> [YOUR OBJECTIVE] Leave out the pictures, and retype the remaining data exactly.

Records from a data collection:
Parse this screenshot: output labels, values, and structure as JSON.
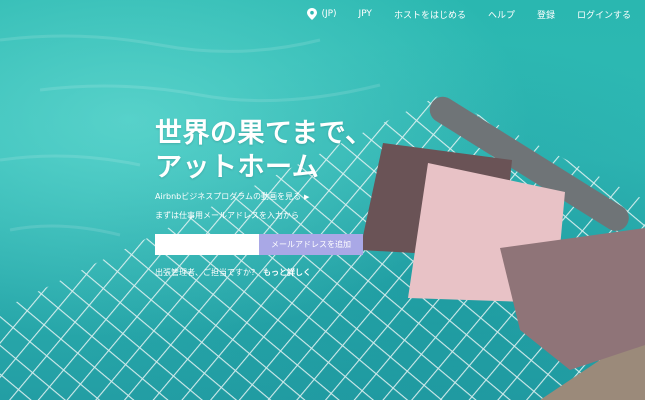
{
  "nav": {
    "region_label": "(JP)",
    "currency_label": "JPY",
    "host_label": "ホストをはじめる",
    "help_label": "ヘルプ",
    "signup_label": "登録",
    "login_label": "ログインする",
    "icons": {
      "region": "location-pin-icon"
    }
  },
  "hero": {
    "headline_line1": "世界の果てまで、",
    "headline_line2": "アットホーム",
    "promo_link": "Airbnbビジネスプログラムの動画を見る",
    "email_prompt": "まずは仕事用メールアドレスを入力から",
    "email_placeholder": "",
    "email_button": "メールアドレスを追加",
    "business_question": "出張管理者、ご担当ですか？",
    "learn_more": "もっと詳しく"
  },
  "colors": {
    "water": "#2fb7b1",
    "button": "#a9a8e6",
    "text": "#ffffff"
  }
}
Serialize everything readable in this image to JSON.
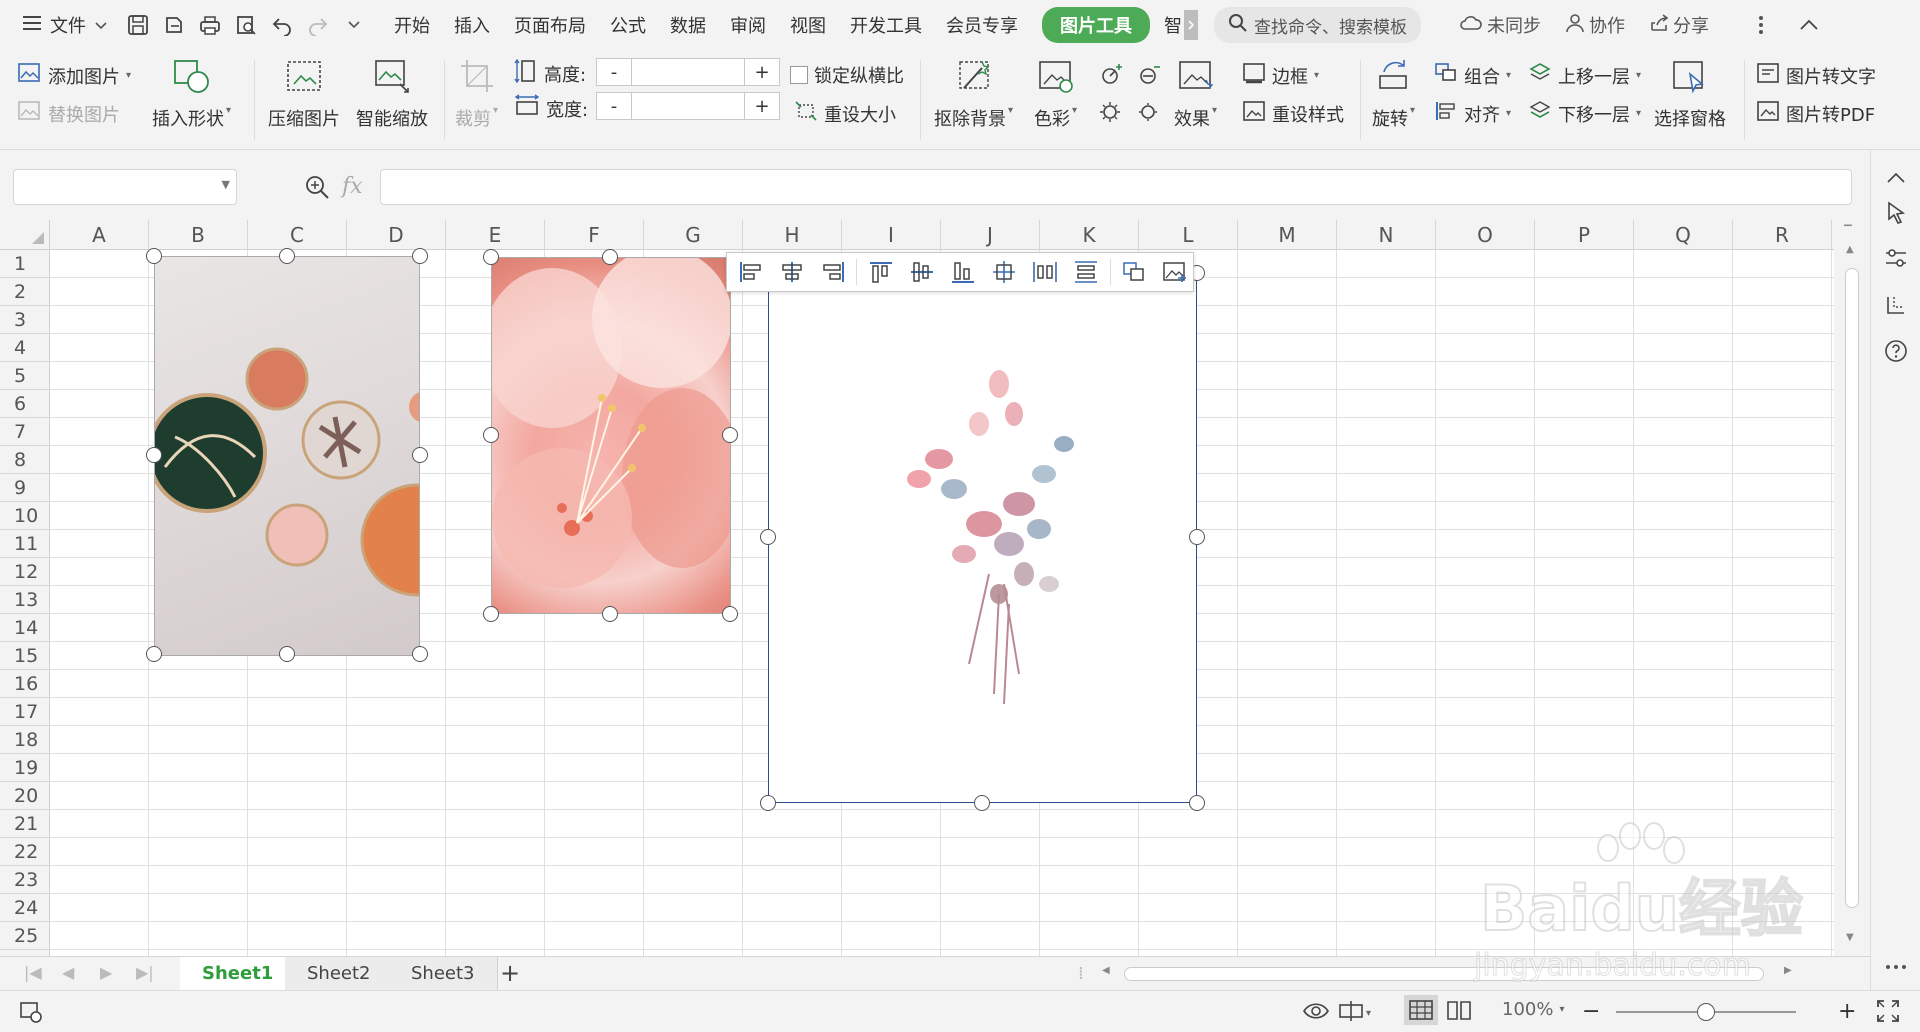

> [SOLUTION]
Parse this screenshot: output labels, values, and structure as JSON.
{
  "nav": {
    "region_label": "(JP)",
    "currency_label": "JPY",
    "host_label": "ホストをはじめる",
    "help_label": "ヘルプ",
    "signup_label": "登録",
    "login_label": "ログインする",
    "icons": {
      "region": "location-pin-icon"
    }
  },
  "hero": {
    "headline_line1": "世界の果てまで、",
    "headline_line2": "アットホーム",
    "promo_link": "Airbnbビジネスプログラムの動画を見る",
    "email_prompt": "まずは仕事用メールアドレスを入力から",
    "email_placeholder": "",
    "email_button": "メールアドレスを追加",
    "business_question": "出張管理者、ご担当ですか？",
    "learn_more": "もっと詳しく"
  },
  "colors": {
    "water": "#2fb7b1",
    "button": "#a9a8e6",
    "text": "#ffffff"
  }
}
Serialize everything readable in this image to JSON.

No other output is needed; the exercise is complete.